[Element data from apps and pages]
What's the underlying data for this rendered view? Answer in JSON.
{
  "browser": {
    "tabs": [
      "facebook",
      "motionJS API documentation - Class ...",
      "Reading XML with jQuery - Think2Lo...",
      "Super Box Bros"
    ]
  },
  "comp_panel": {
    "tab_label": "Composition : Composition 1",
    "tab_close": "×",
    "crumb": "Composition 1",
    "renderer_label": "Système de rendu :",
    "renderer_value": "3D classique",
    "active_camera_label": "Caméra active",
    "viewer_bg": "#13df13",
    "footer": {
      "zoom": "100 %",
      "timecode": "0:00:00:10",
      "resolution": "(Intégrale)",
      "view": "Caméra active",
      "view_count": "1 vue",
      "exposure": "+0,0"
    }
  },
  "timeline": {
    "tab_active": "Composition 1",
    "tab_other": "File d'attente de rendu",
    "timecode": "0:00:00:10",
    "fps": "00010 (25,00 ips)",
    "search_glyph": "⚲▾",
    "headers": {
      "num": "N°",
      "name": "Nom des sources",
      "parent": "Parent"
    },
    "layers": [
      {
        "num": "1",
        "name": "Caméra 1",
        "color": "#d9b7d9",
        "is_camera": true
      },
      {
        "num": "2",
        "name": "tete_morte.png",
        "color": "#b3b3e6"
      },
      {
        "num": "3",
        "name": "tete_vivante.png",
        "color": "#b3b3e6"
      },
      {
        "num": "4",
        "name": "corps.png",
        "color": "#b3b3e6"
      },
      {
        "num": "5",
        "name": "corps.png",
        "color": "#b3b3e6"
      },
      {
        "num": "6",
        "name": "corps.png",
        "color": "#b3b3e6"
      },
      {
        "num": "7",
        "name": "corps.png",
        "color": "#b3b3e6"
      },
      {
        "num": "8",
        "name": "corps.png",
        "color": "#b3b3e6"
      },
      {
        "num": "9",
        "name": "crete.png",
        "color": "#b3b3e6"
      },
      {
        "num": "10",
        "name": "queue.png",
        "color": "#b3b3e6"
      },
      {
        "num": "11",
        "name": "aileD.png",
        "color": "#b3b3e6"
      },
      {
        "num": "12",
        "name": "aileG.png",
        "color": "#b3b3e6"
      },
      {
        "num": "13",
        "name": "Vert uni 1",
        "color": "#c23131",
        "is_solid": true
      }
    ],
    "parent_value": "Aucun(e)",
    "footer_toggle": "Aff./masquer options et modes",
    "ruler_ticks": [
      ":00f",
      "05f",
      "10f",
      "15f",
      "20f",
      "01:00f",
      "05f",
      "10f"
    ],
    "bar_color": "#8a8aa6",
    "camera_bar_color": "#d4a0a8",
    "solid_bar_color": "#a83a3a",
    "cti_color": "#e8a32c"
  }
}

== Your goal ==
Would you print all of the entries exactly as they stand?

== Answer to this problem ==
What's the underlying data for this rendered view? Answer in JSON.
{
  "browser": {
    "tabs": [
      "facebook",
      "motionJS API documentation - Class ...",
      "Reading XML with jQuery - Think2Lo...",
      "Super Box Bros"
    ]
  },
  "comp_panel": {
    "tab_label": "Composition : Composition 1",
    "tab_close": "×",
    "crumb": "Composition 1",
    "renderer_label": "Système de rendu :",
    "renderer_value": "3D classique",
    "active_camera_label": "Caméra active",
    "viewer_bg": "#13df13",
    "footer": {
      "zoom": "100 %",
      "timecode": "0:00:00:10",
      "resolution": "(Intégrale)",
      "view": "Caméra active",
      "view_count": "1 vue",
      "exposure": "+0,0"
    }
  },
  "timeline": {
    "tab_active": "Composition 1",
    "tab_other": "File d'attente de rendu",
    "timecode": "0:00:00:10",
    "fps": "00010 (25,00 ips)",
    "search_glyph": "⚲▾",
    "headers": {
      "num": "N°",
      "name": "Nom des sources",
      "parent": "Parent"
    },
    "layers": [
      {
        "num": "1",
        "name": "Caméra 1",
        "color": "#d9b7d9",
        "is_camera": true
      },
      {
        "num": "2",
        "name": "tete_morte.png",
        "color": "#b3b3e6"
      },
      {
        "num": "3",
        "name": "tete_vivante.png",
        "color": "#b3b3e6"
      },
      {
        "num": "4",
        "name": "corps.png",
        "color": "#b3b3e6"
      },
      {
        "num": "5",
        "name": "corps.png",
        "color": "#b3b3e6"
      },
      {
        "num": "6",
        "name": "corps.png",
        "color": "#b3b3e6"
      },
      {
        "num": "7",
        "name": "corps.png",
        "color": "#b3b3e6"
      },
      {
        "num": "8",
        "name": "corps.png",
        "color": "#b3b3e6"
      },
      {
        "num": "9",
        "name": "crete.png",
        "color": "#b3b3e6"
      },
      {
        "num": "10",
        "name": "queue.png",
        "color": "#b3b3e6"
      },
      {
        "num": "11",
        "name": "aileD.png",
        "color": "#b3b3e6"
      },
      {
        "num": "12",
        "name": "aileG.png",
        "color": "#b3b3e6"
      },
      {
        "num": "13",
        "name": "Vert uni 1",
        "color": "#c23131",
        "is_solid": true
      }
    ],
    "parent_value": "Aucun(e)",
    "footer_toggle": "Aff./masquer options et modes",
    "ruler_ticks": [
      ":00f",
      "05f",
      "10f",
      "15f",
      "20f",
      "01:00f",
      "05f",
      "10f"
    ],
    "bar_color": "#8a8aa6",
    "camera_bar_color": "#d4a0a8",
    "solid_bar_color": "#a83a3a",
    "cti_color": "#e8a32c"
  }
}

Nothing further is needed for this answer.